Author Dominic Adler definitely delivers on the technical side, demonstrating extensive weaponry expertise and cracking combat sequences. Cal Winter, the series’ damaged goods protagonist, almost defines the principle that the best defence is a fast and nasty offense. But this is much more sophisticated than the typical running, shouting and shooting sprawl which BourneAgain books tend to dissolve into. ‘Saint Jude’ is more subtle than that, and includes taut scenes of bristling standoff, where deadly professionals stalk and glare but silently signal not to unleash mutually assured destruction in a public place stuffed with civilians.
The chapters rattle along; each set piece introducing another couple of intriguing characters to Adler’s carefully constructed cast. The Russian guy, for instance – now he certainly seems like someone who lives in interesting times.
Speaking of which, this well-timed tale highlights the spiralling chaos which could so easily occur in the event of a carefully co-ordinated cyber-attack. The author convincingly tangles the threads of rising tension in the Baltic together with the UK’s developing separation from mainland Europe. If the ransomware attack on the NHS and corporate networks got you worried, then Adler’s entirely plausible attack vector – which undermines the UK economy and sets the streets ablaze with civil unrest – will have you buying gold bullion and storing bottled water…
I also really enjoyed Adler’s representation of ol’ London town which explores the (literal) sub-culture of the capital, by delving into the depths of abandoned Tube stations and Cold War era fallout shelters.

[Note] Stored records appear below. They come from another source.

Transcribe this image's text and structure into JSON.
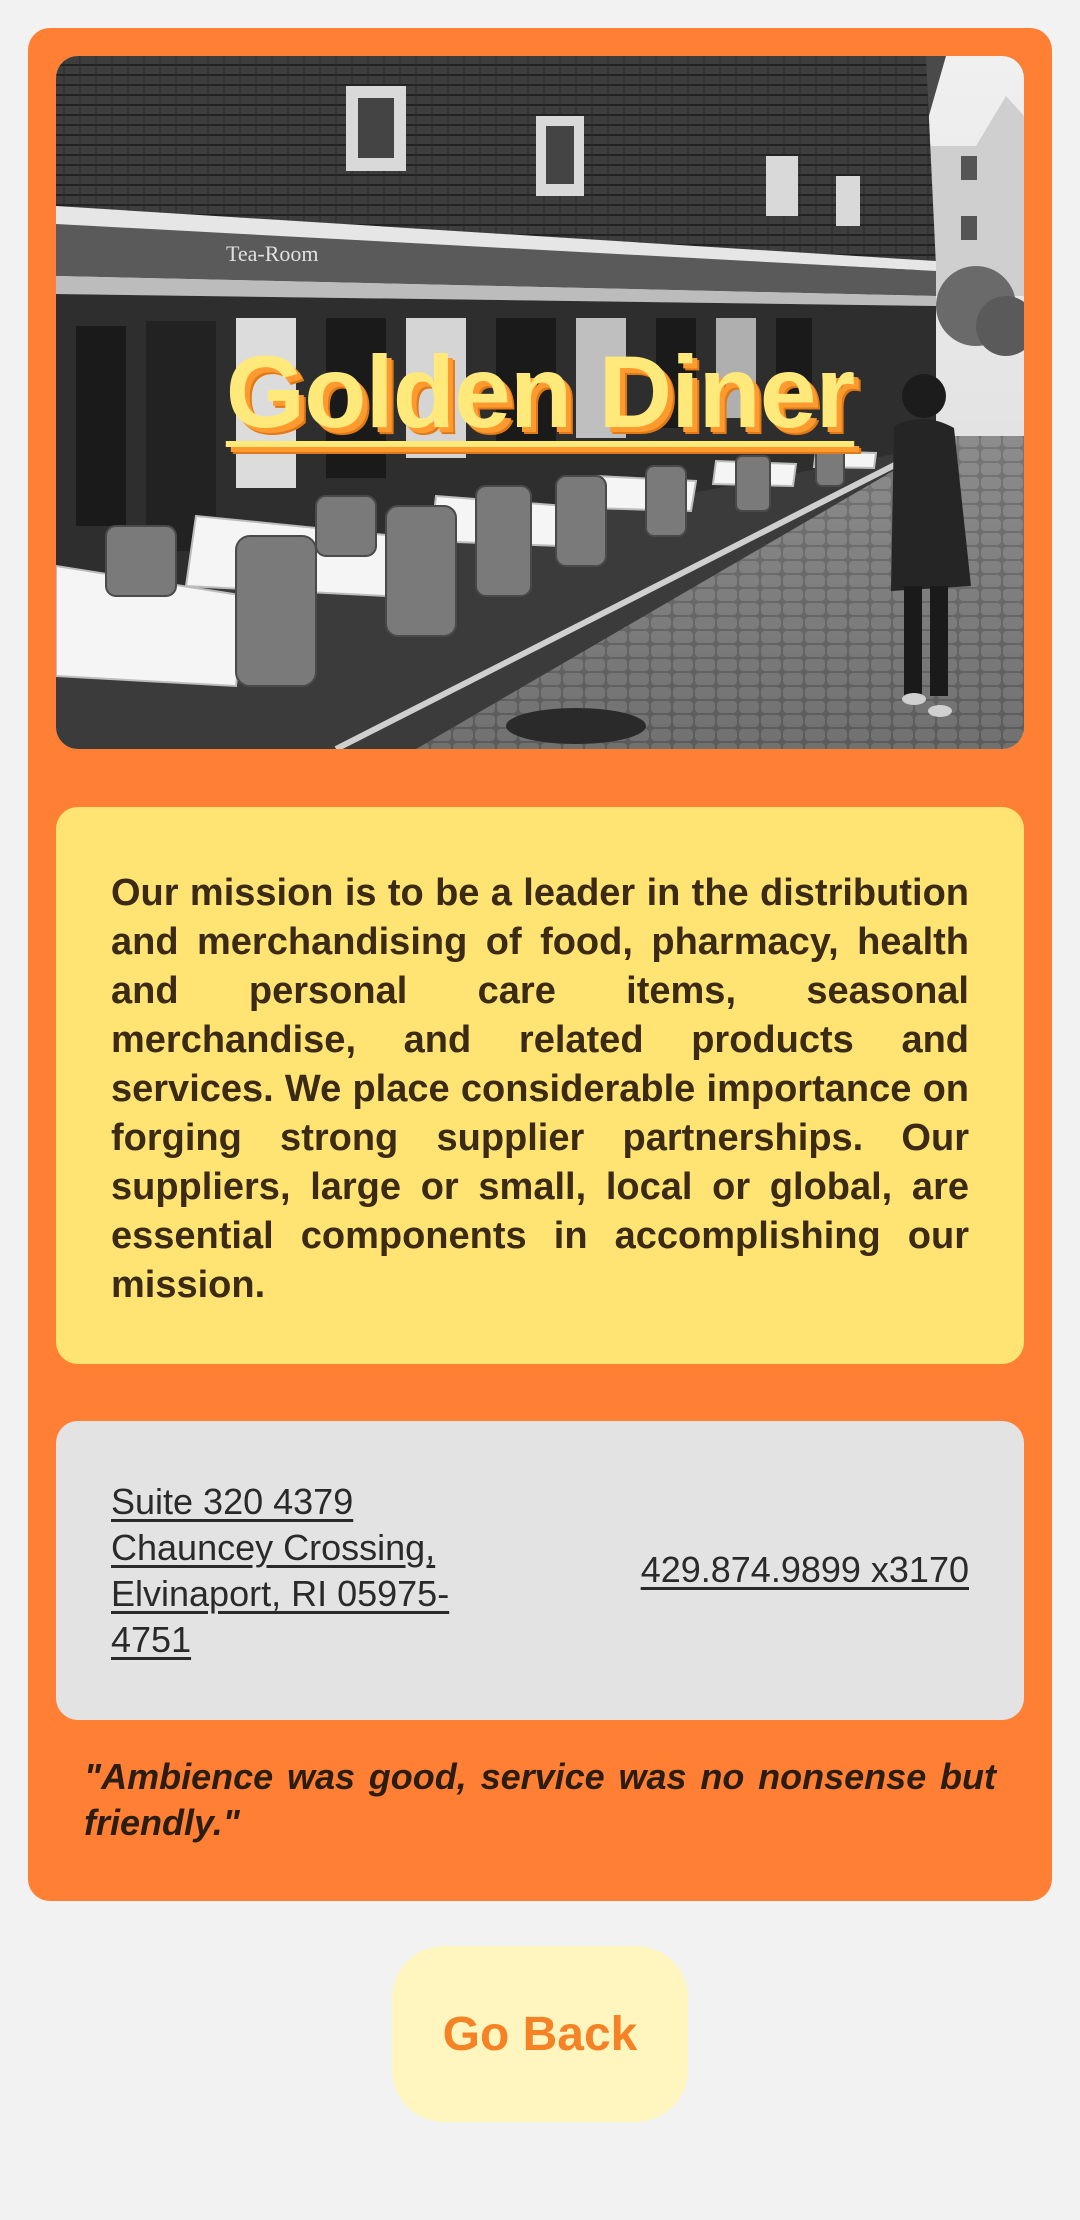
{
  "hero": {
    "title": "Golden Diner",
    "sign_text": "Tea-Room"
  },
  "mission": {
    "text": "Our mission is to be a leader in the distribution and merchandising of food, pharmacy, health and personal care items, seasonal merchandise, and related products and services. We place considerable importance on forging strong supplier partnerships. Our suppliers, large or small, local or global, are essential components in accomplishing our mission."
  },
  "contact": {
    "address": "Suite 320 4379 Chauncey Crossing, Elvinaport, RI 05975-4751",
    "phone": "429.874.9899 x3170"
  },
  "review": {
    "text": "\"Ambience was good, service was no nonsense but friendly.\""
  },
  "actions": {
    "go_back_label": "Go Back"
  },
  "colors": {
    "page_background": "#f2f2f2",
    "card_background": "#ff7f35",
    "mission_background": "#ffe474",
    "contact_background": "#e3e3e3",
    "title_color": "#ffe97a",
    "button_background": "#fff6bf",
    "button_text": "#f58225"
  }
}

I was a little less convinced by Winter’s supposed addictions or the love-interest ladies, but these were minor bumps in what otherwise was a thoroughly enjoyable, rollicking ride.
Good enough to go back and grab the first two books in the series, that’s for sure.
Reviewed by Rowena Hoseason
The Saint Jude Rules by Dominic Adler is available as an ebook or paperback